App and web page records:

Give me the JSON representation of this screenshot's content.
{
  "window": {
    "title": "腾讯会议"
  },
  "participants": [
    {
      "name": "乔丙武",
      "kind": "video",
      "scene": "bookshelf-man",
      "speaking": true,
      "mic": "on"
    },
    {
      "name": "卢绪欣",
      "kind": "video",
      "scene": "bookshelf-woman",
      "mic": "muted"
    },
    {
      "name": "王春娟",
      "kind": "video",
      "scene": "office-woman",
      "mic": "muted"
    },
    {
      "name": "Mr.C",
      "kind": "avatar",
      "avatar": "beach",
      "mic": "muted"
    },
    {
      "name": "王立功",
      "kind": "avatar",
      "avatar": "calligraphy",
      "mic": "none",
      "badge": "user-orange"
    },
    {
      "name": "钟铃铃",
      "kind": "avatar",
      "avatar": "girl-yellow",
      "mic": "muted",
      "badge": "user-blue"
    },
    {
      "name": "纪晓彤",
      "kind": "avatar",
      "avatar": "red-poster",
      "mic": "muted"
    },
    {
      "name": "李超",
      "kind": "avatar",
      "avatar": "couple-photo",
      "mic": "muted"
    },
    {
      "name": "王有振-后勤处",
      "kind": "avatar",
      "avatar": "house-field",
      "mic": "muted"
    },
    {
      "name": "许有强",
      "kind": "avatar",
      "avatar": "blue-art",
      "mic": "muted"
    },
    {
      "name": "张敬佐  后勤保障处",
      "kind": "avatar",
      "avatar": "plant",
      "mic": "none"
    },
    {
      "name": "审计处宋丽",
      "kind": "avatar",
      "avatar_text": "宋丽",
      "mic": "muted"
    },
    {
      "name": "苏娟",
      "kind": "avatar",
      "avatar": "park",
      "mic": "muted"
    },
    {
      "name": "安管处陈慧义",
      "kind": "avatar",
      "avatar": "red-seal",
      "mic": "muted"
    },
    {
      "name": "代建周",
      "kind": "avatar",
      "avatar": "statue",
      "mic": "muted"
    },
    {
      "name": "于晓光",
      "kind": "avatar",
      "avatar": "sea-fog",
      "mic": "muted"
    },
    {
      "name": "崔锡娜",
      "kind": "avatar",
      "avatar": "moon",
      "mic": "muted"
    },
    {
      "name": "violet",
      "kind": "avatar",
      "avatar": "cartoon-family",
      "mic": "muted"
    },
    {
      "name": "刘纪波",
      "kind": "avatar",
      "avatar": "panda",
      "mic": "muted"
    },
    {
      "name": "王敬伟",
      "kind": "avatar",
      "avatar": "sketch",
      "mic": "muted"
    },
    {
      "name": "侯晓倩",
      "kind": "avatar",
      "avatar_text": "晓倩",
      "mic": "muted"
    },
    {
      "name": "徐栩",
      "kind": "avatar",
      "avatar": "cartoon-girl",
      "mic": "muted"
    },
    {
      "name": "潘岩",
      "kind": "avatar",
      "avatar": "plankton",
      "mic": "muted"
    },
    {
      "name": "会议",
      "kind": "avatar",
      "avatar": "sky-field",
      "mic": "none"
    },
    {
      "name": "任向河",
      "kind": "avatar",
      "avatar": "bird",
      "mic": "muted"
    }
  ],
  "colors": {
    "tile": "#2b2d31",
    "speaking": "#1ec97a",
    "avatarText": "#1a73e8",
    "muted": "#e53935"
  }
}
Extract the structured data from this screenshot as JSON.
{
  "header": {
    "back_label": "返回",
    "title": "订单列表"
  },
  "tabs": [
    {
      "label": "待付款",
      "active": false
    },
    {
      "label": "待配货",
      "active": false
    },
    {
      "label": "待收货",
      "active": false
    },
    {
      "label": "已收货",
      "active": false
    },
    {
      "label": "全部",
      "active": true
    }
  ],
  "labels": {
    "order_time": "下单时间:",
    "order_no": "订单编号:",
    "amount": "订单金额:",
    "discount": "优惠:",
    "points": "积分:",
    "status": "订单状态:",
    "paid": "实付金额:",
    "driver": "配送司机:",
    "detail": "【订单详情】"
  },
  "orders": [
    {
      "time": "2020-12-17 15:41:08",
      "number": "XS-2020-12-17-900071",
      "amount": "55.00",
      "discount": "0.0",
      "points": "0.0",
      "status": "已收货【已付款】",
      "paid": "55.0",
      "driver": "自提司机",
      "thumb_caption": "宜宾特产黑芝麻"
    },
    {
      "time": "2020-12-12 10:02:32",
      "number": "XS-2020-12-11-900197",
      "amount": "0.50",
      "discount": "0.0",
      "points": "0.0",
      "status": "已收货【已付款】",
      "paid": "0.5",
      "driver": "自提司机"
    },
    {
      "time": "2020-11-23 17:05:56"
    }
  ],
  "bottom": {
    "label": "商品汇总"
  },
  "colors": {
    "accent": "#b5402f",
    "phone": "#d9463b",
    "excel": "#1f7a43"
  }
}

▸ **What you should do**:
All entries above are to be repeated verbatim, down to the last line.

▸ **Answer**:
Give me the JSON representation of this screenshot's content.
{
  "window": {
    "title": "腾讯会议"
  },
  "participants": [
    {
      "name": "乔丙武",
      "kind": "video",
      "scene": "bookshelf-man",
      "speaking": true,
      "mic": "on"
    },
    {
      "name": "卢绪欣",
      "kind": "video",
      "scene": "bookshelf-woman",
      "mic": "muted"
    },
    {
      "name": "王春娟",
      "kind": "video",
      "scene": "office-woman",
      "mic": "muted"
    },
    {
      "name": "Mr.C",
      "kind": "avatar",
      "avatar": "beach",
      "mic": "muted"
    },
    {
      "name": "王立功",
      "kind": "avatar",
      "avatar": "calligraphy",
      "mic": "none",
      "badge": "user-orange"
    },
    {
      "name": "钟铃铃",
      "kind": "avatar",
      "avatar": "girl-yellow",
      "mic": "muted",
      "badge": "user-blue"
    },
    {
      "name": "纪晓彤",
      "kind": "avatar",
      "avatar": "red-poster",
      "mic": "muted"
    },
    {
      "name": "李超",
      "kind": "avatar",
      "avatar": "couple-photo",
      "mic": "muted"
    },
    {
      "name": "王有振-后勤处",
      "kind": "avatar",
      "avatar": "house-field",
      "mic": "muted"
    },
    {
      "name": "许有强",
      "kind": "avatar",
      "avatar": "blue-art",
      "mic": "muted"
    },
    {
      "name": "张敬佐  后勤保障处",
      "kind": "avatar",
      "avatar": "plant",
      "mic": "none"
    },
    {
      "name": "审计处宋丽",
      "kind": "avatar",
      "avatar_text": "宋丽",
      "mic": "muted"
    },
    {
      "name": "苏娟",
      "kind": "avatar",
      "avatar": "park",
      "mic": "muted"
    },
    {
      "name": "安管处陈慧义",
      "kind": "avatar",
      "avatar": "red-seal",
      "mic": "muted"
    },
    {
      "name": "代建周",
      "kind": "avatar",
      "avatar": "statue",
      "mic": "muted"
    },
    {
      "name": "于晓光",
      "kind": "avatar",
      "avatar": "sea-fog",
      "mic": "muted"
    },
    {
      "name": "崔锡娜",
      "kind": "avatar",
      "avatar": "moon",
      "mic": "muted"
    },
    {
      "name": "violet",
      "kind": "avatar",
      "avatar": "cartoon-family",
      "mic": "muted"
    },
    {
      "name": "刘纪波",
      "kind": "avatar",
      "avatar": "panda",
      "mic": "muted"
    },
    {
      "name": "王敬伟",
      "kind": "avatar",
      "avatar": "sketch",
      "mic": "muted"
    },
    {
      "name": "侯晓倩",
      "kind": "avatar",
      "avatar_text": "晓倩",
      "mic": "muted"
    },
    {
      "name": "徐栩",
      "kind": "avatar",
      "avatar": "cartoon-girl",
      "mic": "muted"
    },
    {
      "name": "潘岩",
      "kind": "avatar",
      "avatar": "plankton",
      "mic": "muted"
    },
    {
      "name": "会议",
      "kind": "avatar",
      "avatar": "sky-field",
      "mic": "none"
    },
    {
      "name": "任向河",
      "kind": "avatar",
      "avatar": "bird",
      "mic": "muted"
    }
  ],
  "colors": {
    "tile": "#2b2d31",
    "speaking": "#1ec97a",
    "avatarText": "#1a73e8",
    "muted": "#e53935"
  }
}
Extract the structured data from this screenshot as JSON.
{
  "header": {
    "back_label": "返回",
    "title": "订单列表"
  },
  "tabs": [
    {
      "label": "待付款",
      "active": false
    },
    {
      "label": "待配货",
      "active": false
    },
    {
      "label": "待收货",
      "active": false
    },
    {
      "label": "已收货",
      "active": false
    },
    {
      "label": "全部",
      "active": true
    }
  ],
  "labels": {
    "order_time": "下单时间:",
    "order_no": "订单编号:",
    "amount": "订单金额:",
    "discount": "优惠:",
    "points": "积分:",
    "status": "订单状态:",
    "paid": "实付金额:",
    "driver": "配送司机:",
    "detail": "【订单详情】"
  },
  "orders": [
    {
      "time": "2020-12-17 15:41:08",
      "number": "XS-2020-12-17-900071",
      "amount": "55.00",
      "discount": "0.0",
      "points": "0.0",
      "status": "已收货【已付款】",
      "paid": "55.0",
      "driver": "自提司机",
      "thumb_caption": "宜宾特产黑芝麻"
    },
    {
      "time": "2020-12-12 10:02:32",
      "number": "XS-2020-12-11-900197",
      "amount": "0.50",
      "discount": "0.0",
      "points": "0.0",
      "status": "已收货【已付款】",
      "paid": "0.5",
      "driver": "自提司机"
    },
    {
      "time": "2020-11-23 17:05:56"
    }
  ],
  "bottom": {
    "label": "商品汇总"
  },
  "colors": {
    "accent": "#b5402f",
    "phone": "#d9463b",
    "excel": "#1f7a43"
  }
}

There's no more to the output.